Single-employer DB Plan Funding Rules (Section 3608): New to the bill is a provision to provide single-employer defined benefit plan funding relief by giving companies more time to meet their funding obligations by delaying the due date for any contribution otherwise due during 2020 until Jan. 1, 2021. At that time, contributions due earlier would be due with interest. The provision also provides that a plan’s status for benefit restrictions as of Dec. 31, 2019 will apply throughout 2020, such that a plan sponsor may elect to treat the plan’s adjusted funding target attainment percentage for the last plan year ending before Jan. 1, 2020, as the adjusted funding target attainment percentage for plan years which include calendar year 2020.

Expansion of DOL Authority to Postpone Certain Deadlines (Section 3607): The legislation provides the Department of Labor with expanded authority to postpone certain deadlines under ERISA. In general, the legislation increases the circumstances to go beyond a terroristic or military action to also include a public health emergency declared by the Secretary of Health and Human Services under the Public Health Service Act. 

In a March 16 letter to the DOL and Treasury Department, the ARA pressed the agencies to provide relief from various filing requirements, including an automatic extension of the Form 5500 series for retirement plans, an extension to the deadline for correcting a failed ADP or ACP test and an extension of the period for distributing excess contributions and excess aggregate contributions under a plan, among others. 

ARA Presses for DC Funding Relief

Moving beyond the CARES Act, the ARA continues to push for additional assistance, including defined contribution funding relief. Most recently, the ARA called on the Treasury Department to provide relief to help employers facing significant financial burdens relating to the Coronavirus, especially for retirement plans sponsored by small businesses. “The financial crisis facing employers might force them to terminate their plans rather than keeping them intact, but partially frozen, until the business recovers,” the ARA warned in a March 24 letter to Carol Weiser, Benefits Tax Counsel with the Department of Treasury. 

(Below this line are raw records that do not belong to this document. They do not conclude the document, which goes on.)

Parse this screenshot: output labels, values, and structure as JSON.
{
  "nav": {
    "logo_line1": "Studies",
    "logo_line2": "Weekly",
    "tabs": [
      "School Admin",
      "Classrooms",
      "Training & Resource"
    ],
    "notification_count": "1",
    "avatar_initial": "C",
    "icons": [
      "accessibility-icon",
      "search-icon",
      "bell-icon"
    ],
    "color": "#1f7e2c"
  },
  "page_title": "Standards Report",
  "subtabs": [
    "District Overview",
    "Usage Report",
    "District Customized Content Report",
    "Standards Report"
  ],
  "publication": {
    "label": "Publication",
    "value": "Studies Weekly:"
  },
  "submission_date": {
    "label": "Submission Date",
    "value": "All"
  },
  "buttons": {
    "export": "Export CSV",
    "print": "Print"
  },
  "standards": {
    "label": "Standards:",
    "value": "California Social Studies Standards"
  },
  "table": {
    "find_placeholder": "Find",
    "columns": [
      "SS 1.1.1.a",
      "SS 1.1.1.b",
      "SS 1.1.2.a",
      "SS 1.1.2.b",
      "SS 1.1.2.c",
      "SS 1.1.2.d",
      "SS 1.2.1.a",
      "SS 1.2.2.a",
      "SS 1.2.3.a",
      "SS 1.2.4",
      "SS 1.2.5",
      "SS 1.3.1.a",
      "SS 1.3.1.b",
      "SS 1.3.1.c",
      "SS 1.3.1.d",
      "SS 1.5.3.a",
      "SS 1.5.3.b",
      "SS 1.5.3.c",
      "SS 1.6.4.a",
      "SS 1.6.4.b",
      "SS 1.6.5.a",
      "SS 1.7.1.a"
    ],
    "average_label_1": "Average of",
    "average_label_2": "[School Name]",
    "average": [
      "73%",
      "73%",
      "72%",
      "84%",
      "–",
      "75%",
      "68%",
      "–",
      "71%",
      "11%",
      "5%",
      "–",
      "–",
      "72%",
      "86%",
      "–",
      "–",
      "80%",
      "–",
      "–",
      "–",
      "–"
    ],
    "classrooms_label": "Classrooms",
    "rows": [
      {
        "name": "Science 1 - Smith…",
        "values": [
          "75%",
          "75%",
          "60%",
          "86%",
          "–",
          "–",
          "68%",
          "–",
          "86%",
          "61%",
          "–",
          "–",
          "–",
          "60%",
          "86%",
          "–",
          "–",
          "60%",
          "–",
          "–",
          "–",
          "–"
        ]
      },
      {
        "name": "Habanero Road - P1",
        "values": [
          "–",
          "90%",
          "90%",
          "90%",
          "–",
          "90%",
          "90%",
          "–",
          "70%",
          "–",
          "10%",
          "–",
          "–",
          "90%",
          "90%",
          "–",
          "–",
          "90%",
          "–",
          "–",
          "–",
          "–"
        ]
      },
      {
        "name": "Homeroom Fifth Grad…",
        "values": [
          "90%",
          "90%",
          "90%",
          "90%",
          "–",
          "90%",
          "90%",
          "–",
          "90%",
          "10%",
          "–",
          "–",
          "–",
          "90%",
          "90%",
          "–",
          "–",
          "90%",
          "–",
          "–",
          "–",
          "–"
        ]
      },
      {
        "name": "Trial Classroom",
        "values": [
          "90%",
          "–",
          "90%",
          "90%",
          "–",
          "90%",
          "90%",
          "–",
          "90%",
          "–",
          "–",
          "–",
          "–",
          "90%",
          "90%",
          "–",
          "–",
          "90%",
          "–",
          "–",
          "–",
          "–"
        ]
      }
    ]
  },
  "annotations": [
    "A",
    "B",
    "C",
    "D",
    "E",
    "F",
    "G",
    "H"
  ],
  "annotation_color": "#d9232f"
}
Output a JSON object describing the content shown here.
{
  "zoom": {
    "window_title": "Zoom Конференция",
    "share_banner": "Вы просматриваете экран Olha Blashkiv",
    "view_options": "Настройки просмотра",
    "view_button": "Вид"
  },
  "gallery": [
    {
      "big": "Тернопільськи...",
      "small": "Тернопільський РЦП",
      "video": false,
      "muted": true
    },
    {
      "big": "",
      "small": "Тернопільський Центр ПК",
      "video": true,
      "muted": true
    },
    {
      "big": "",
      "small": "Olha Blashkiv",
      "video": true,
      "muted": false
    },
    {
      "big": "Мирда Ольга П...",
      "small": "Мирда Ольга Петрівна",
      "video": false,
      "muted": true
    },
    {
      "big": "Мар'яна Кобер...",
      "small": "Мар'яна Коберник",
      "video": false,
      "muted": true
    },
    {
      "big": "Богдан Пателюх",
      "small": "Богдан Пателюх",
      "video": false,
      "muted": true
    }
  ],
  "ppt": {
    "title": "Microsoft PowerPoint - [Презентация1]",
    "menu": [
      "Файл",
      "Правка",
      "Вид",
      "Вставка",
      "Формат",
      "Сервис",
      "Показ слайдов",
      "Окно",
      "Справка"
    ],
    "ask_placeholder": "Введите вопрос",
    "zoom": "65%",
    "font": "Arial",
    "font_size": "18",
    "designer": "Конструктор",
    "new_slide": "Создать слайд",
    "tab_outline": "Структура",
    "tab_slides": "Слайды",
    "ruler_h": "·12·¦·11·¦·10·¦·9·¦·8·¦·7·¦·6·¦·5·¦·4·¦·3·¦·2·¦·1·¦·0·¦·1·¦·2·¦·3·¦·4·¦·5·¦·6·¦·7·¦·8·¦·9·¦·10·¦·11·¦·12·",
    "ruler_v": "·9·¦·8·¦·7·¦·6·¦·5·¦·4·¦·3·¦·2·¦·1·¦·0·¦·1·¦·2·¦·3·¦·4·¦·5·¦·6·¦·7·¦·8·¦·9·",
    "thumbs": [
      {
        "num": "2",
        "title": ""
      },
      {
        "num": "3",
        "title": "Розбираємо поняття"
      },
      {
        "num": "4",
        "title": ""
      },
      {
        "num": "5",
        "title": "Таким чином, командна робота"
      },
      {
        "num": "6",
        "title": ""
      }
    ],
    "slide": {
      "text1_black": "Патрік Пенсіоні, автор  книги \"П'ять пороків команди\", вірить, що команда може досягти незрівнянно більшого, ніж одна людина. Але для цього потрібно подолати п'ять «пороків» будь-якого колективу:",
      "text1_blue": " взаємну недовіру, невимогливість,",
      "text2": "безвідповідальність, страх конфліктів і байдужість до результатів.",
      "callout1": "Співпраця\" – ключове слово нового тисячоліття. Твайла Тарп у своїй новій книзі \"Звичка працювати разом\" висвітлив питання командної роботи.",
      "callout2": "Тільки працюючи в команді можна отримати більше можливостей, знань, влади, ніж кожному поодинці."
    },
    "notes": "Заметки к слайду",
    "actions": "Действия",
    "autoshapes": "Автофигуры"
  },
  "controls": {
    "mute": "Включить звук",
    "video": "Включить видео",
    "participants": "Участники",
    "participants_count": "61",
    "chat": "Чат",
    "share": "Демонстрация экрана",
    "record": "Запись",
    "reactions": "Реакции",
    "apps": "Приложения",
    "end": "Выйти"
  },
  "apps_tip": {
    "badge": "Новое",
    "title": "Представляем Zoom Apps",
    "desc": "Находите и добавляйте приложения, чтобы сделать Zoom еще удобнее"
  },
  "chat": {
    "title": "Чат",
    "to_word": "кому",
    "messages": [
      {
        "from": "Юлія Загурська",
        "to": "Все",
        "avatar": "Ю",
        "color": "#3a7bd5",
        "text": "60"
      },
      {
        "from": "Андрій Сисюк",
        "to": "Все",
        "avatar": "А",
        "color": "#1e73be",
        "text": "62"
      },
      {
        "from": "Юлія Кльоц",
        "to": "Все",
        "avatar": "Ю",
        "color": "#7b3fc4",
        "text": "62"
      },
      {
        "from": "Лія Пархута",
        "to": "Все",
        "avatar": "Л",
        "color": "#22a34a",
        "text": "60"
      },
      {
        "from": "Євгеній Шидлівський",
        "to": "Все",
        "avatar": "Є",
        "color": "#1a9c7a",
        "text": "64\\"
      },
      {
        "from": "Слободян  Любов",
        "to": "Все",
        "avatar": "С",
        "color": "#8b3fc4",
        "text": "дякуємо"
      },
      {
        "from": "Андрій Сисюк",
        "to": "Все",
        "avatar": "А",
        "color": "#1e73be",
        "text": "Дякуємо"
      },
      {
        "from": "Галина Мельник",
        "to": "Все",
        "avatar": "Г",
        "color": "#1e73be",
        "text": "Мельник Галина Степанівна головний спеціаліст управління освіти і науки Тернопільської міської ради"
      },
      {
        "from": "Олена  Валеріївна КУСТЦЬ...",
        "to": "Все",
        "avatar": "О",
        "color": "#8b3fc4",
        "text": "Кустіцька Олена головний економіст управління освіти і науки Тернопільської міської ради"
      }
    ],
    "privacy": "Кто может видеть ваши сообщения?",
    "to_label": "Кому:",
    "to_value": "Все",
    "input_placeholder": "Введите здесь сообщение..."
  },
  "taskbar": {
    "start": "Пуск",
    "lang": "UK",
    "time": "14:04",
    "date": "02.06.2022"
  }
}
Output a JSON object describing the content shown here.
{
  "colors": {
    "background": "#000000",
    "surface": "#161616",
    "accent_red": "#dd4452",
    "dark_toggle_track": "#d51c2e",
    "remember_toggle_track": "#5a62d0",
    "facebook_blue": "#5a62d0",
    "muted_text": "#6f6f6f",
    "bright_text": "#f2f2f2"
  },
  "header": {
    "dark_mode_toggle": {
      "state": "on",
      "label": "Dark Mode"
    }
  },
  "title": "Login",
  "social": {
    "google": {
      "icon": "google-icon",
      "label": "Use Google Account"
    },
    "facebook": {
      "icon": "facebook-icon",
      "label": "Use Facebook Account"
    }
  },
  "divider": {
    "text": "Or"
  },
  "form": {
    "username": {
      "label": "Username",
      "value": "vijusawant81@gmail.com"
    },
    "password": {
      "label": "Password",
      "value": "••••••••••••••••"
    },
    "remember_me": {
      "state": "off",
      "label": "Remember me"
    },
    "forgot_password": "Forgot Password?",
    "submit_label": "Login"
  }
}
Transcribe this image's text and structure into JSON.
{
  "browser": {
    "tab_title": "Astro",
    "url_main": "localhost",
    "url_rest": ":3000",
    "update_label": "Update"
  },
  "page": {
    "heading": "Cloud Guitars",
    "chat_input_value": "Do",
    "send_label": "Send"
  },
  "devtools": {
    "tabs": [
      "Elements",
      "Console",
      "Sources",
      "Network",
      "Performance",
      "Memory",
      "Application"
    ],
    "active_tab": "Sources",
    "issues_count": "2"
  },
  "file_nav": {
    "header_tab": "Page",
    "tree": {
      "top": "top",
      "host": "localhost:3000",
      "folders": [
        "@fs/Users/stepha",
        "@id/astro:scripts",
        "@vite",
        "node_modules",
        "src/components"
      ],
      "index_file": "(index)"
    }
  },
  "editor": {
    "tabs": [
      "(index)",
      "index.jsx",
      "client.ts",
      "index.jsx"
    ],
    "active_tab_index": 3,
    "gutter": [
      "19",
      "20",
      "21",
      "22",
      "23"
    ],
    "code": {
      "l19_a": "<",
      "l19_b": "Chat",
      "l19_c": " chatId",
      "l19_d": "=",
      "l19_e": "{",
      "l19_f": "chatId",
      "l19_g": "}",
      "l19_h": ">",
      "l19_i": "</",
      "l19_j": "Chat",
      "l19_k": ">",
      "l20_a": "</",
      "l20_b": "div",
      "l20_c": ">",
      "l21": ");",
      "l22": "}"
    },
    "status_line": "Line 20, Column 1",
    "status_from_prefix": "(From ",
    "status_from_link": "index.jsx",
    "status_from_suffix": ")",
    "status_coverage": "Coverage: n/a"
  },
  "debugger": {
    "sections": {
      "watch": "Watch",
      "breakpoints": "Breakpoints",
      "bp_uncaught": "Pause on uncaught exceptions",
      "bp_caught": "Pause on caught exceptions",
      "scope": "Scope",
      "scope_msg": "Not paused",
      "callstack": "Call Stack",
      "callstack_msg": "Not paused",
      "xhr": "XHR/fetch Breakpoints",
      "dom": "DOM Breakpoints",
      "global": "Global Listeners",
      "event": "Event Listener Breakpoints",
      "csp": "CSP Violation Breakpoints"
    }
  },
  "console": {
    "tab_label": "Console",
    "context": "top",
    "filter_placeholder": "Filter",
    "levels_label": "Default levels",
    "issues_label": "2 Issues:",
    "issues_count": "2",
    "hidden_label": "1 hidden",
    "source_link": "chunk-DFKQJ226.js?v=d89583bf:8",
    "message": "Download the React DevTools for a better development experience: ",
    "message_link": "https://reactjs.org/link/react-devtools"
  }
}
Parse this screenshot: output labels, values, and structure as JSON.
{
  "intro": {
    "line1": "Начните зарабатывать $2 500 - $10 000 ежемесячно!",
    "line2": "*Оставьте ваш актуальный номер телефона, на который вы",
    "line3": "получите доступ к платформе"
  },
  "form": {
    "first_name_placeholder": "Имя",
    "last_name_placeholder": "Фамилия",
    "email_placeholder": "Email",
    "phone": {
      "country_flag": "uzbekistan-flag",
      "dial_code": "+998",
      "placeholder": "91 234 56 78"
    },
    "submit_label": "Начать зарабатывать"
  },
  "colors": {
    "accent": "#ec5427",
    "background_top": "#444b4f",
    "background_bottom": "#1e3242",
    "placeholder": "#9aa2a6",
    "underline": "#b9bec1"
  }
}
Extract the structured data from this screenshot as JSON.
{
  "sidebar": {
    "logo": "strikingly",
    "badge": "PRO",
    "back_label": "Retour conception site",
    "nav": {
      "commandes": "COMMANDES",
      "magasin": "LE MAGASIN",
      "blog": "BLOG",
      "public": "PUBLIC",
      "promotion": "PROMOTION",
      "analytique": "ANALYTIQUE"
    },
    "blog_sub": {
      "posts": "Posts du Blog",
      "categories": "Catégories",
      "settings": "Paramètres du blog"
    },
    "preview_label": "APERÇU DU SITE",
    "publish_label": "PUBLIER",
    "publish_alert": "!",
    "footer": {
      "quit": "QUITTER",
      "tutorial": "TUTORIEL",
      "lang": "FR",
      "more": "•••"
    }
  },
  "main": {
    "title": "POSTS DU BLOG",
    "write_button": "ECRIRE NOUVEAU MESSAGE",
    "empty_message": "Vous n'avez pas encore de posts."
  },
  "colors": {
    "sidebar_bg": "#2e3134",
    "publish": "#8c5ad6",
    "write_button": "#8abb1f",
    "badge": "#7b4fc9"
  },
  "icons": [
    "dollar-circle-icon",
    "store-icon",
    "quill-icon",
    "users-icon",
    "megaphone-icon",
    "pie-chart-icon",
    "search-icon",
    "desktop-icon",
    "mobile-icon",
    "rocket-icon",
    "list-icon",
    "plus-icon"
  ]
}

NAPA Webcast

Please note: The live NAPA Member webcast scheduled for Monday, March 30 is full. However, you can sign up to access the recorded version at